Actor in a Supporting Role

Mahershala Ali, Moonlight

Jeff Bridges, Hell or High Water

Lucas Hedges, Manchester by the Sea

Dev Patel, Lion

Michael Shannon, Nocturnal Animals

Who should win the Academy Award?  Of all the stacked categories in the Awards this year, this is the closest of all.  I would be happy with any of these five performances winning, but since I am being forced by me to pick one, I have to go with Michael Shannon for Nocturnal Animals.  He was riveting, mysterious, a bit sinister, and was easily the best part of this film, which was pretty darn good in every way.

Who will win the prize?  This is Mahershala Ali’s award to lose.  The Academy wants to make up for the Whitest Oscars debacle of last year, and Mahershala gave three excellent (and one so-so) performances this year, even if two of those performances were for Netflix series.  And, that’s not to take anything away from what he did this year.  As I said, all five of these performances were amazing, these facts just put him over the top.

Actress in a Leading Role

Isabelle Huppert, Elle

Ruth Negga, Loving

Natalie Portman, Jackie

Emma Stone, La La Land

Meryl Streep, Florence Foster Jenkins

Who does Shaun want to win?  Isabelle Huppert gave not only the best of these performances this year, but the best performance of any actor in any category.  Her portrayal of a rich, powerful, possibly sociopathic rape victim was brave, powerful, and unlike any performance I had ever seen before and is the reason to see Elle.

Who will win the Academy Award?  Hollywood never awards foreign films nor actors, though, and Elle isn’t even in English.  Emma Stone gets this award for her excellent turn in La La Land.

Actor in a Leading Role

Casey Affleck, Manchester by the Sea

Andrew Garfield, Hacksaw Ridge

Ryan Gosling, La La Land

Viggo Mortensen, Captain Fantastic

Denzel Washington, Fences

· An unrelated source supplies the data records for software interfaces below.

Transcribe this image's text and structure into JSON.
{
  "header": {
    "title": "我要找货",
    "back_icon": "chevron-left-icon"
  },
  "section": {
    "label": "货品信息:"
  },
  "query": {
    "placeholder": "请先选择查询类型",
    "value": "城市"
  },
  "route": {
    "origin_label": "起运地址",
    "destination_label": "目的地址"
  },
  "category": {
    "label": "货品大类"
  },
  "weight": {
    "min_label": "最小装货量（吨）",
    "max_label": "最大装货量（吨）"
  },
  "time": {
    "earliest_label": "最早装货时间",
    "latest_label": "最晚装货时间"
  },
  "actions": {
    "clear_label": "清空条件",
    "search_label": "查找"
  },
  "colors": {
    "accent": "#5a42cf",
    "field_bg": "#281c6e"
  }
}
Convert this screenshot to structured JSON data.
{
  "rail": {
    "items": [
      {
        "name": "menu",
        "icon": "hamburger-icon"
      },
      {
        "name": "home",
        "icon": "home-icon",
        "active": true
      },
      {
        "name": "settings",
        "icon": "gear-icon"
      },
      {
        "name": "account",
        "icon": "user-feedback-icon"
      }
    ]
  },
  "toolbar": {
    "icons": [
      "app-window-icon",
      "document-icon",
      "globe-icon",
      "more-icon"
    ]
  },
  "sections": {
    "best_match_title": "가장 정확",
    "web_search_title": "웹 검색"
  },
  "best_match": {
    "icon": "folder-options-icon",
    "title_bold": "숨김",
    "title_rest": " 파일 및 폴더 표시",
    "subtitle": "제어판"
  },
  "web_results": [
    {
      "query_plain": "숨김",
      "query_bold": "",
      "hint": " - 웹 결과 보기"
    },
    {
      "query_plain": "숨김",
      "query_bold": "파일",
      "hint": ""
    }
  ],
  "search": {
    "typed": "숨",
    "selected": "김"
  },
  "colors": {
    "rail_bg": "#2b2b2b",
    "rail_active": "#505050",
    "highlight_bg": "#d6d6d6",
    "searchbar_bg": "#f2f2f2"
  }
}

The Oscar in Shaun World goes to?  This category is really a battle between Casey Affleck and Denzel Washington, and I have to give the edge to Casey Affleck.  His performance here is incredibly insightful, I’d even use the word wise, in his understanding of how a person reacts to tragedy.  Manchester by the Sea takes this award.

The Oscar in the real world goes to?  The Academy will agree with me on this one.  Casey will be the first Affleck to win an Oscar for acting.  Who woulda’ thunk?shutterstock_153625988

Best Picture



Hacksaw Ridge

Hell or High Water

Hidden Figures

La La Land


Manchester by the Sea


Who would Shaun give the big award to?  My three favorite films of the year were La La Land, Moonlight, and Hell or High Water.  All three of these films were masterpieces in their own right, but the one I give the slight edge to is La La Land.  While I didn’t feel it was the best in many specific areas, as a whole it worked incredibly well while remaining accessible to all audiences and with a strong emotional and intellectual core.

What movie will the Academy give the granddaddy of awards to?  The Academy gives this to La La Land, of that I have little doubt.  It is possible Moonlight could sneak in and grab this one, but the smart money goes to Damien Chazelle’s golden child.

Categories I did not comment on due to lack of knowledge of the subject or not seeing the majority of the films:  Sound Mixing, Sound Editing, Short Film (Animated), Short Film (Live Action), Foreign Language Film, Documentary (Feature), Documentary (Short Subject)